"This is unbelievable," Roberts said.
It sure was.
Predicted to be another also-ran after a pair of 90-loss seasons, Arizona started the season on a downturn, already 6 1/2 games out of first by the end of April.
Then something clicked.
Arizona went through a magnificent May, closing the month 15-3 to take the NL West lead, and stayed near the top through July. The Diamondbacks seized control of the division at the end of August into September, going up by as much as 9 1/2 games before San Francisco came charging back with an eight-game winning streak.
But after winning three of four to start this week, Arizona found itself on the cusp of its first NL West title since 2007, needing to beat the Giants just once in the weekend series to pop the corks.
As they have all season, the Diamondbacks had to rally to get the clincher.
Arizona starter Joe Saunders was hit hard and often, but gave up just one run -- on Cabrera's solo homer in the fifth -- on nine hits in seven innings to keep Arizona close.
Cain was 6-1 with a 2.83 ERA his previous eight starts against the Diamondbacks and again had them baffled early, getting them to swing over his big-breaking curveball or pound it into the ground.
Playing with the same fighting spirit they have all season, Arizona finally got to Cain in the seventh inning, when the right-hander walked Goldschmidt with one out and Young followed with a line-drive double to the wall in left-center to tie the game at 1-all.
"They are a team that really does play until the end," said Cain, who allowed three runs on five hits in 7 1/3 innings. "They find different guys each night to spark plug the offense."
This time it was Goldschmidt, who started the season in Double-A.

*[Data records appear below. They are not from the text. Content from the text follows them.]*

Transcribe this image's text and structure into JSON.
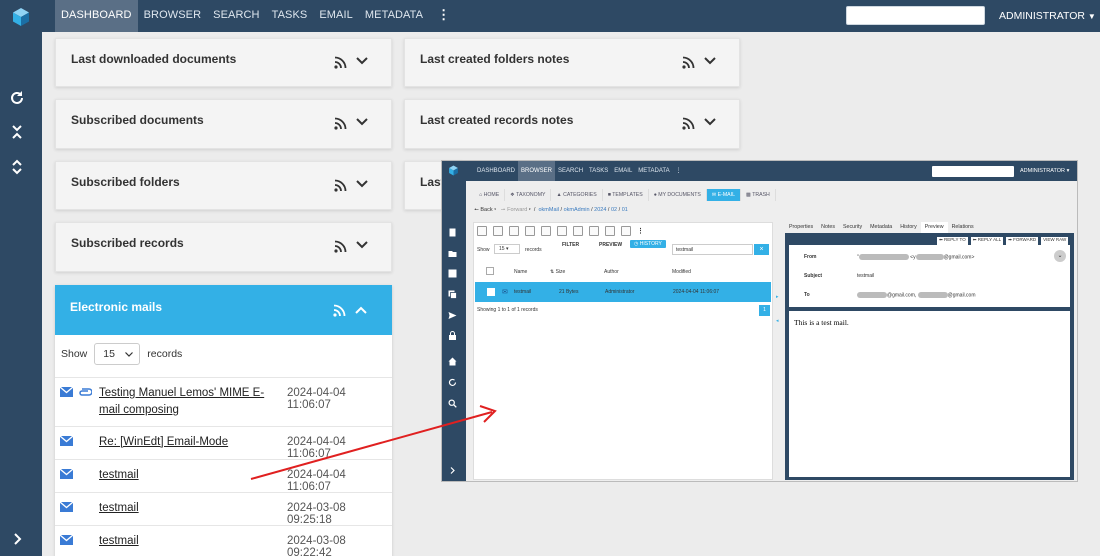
{
  "topbar": {
    "nav": [
      "DASHBOARD",
      "BROWSER",
      "SEARCH",
      "TASKS",
      "EMAIL",
      "METADATA"
    ],
    "user": "ADMINISTRATOR"
  },
  "panels": {
    "last_downloaded": "Last downloaded documents",
    "last_created_folders_notes": "Last created folders notes",
    "subscribed_documents": "Subscribed documents",
    "last_created_records_notes": "Last created records notes",
    "subscribed_folders": "Subscribed folders",
    "last_hidden": "Last",
    "subscribed_records": "Subscribed records"
  },
  "email_panel": {
    "title": "Electronic mails",
    "show_label": "Show",
    "show_value": "15",
    "records_label": "records",
    "rows": [
      {
        "subject": "Testing Manuel Lemos' MIME E-mail composing",
        "date": "2024-04-04 11:06:07",
        "attachment": true
      },
      {
        "subject": "Re: [WinEdt] Email-Mode",
        "date": "2024-04-04 11:06:07",
        "attachment": false
      },
      {
        "subject": "testmail",
        "date": "2024-04-04 11:06:07",
        "attachment": false
      },
      {
        "subject": "testmail",
        "date": "2024-03-08 09:25:18",
        "attachment": false
      },
      {
        "subject": "testmail",
        "date": "2024-03-08 09:22:42",
        "attachment": false
      }
    ]
  },
  "shot": {
    "nav": [
      "DASHBOARD",
      "BROWSER",
      "SEARCH",
      "TASKS",
      "EMAIL",
      "METADATA"
    ],
    "user": "ADMINISTRATOR",
    "tabs": [
      "HOME",
      "TAXONOMY",
      "CATEGORIES",
      "TEMPLATES",
      "MY DOCUMENTS",
      "E-MAIL",
      "TRASH"
    ],
    "back": "Back",
    "forward": "Forward",
    "path": [
      "okmMail",
      "okmAdmin",
      "2024",
      "02",
      "01"
    ],
    "filter": "FILTER",
    "preview": "PREVIEW",
    "history": "HISTORY",
    "search_value": "testmail",
    "show_label": "Show",
    "show_value": "15",
    "records_label": "records",
    "columns": [
      "Name",
      "Size",
      "Author",
      "Modified"
    ],
    "row": {
      "name": "testmail",
      "size": "21 Bytes",
      "author": "Administrator",
      "modified": "2024-04-04 11:06:07"
    },
    "showing": "Showing 1 to 1 of 1 records",
    "right_tabs": [
      "Properties",
      "Notes",
      "Security",
      "Metadata",
      "History",
      "Preview",
      "Relations"
    ],
    "actions": [
      "REPLY TO",
      "REPLY ALL",
      "FORWARD",
      "VIEW RAW"
    ],
    "from_label": "From",
    "subject_label": "Subject",
    "subject_value": "testmail",
    "to_label": "To",
    "from_suffix": "@gmail.com>",
    "to_suffix1": "@gmail.com,",
    "to_suffix2": "@gmail.com",
    "body": "This is a test mail."
  }
}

With Roberts on third and Justin Upton on first after an intentional walk, Goldschmidt took and inside-out swing and sent the ball rattling around in the right-field corner. Roberts scored easily and Upton made it around as the ball clambered around off the odd angles.
Chase Field erupted in a roar after Goldschmidt's hit, which was only the prelude to the celebration that would come later -- one Arizona fans had been waiting four long years for.
"This is what I was hoping to do when I woke up this morning," Putz said.
He and about 42,000 other people.
Giants RF Carlos Beltran had a not-so-glamorous moment in the sixth inning, falling face first in the dirt after stepping on his bat while trying to run out a grounder. ... Saturday's game between the Giants and Diamondbacks is a sellout. ... RHP Ian Kennedy will go for win No. 21 against the Giants in the middle game of the series. He's allowed one run or less in 16 starts this season after matching a career-high with 12 strikeouts in eight scoreless innings against Pittsburgh the last time out. ... Rookie LHP Eric Surkamp is expected to pitch for the Giants after having his start pushed back a day to line up Cain to pitch in the season finale.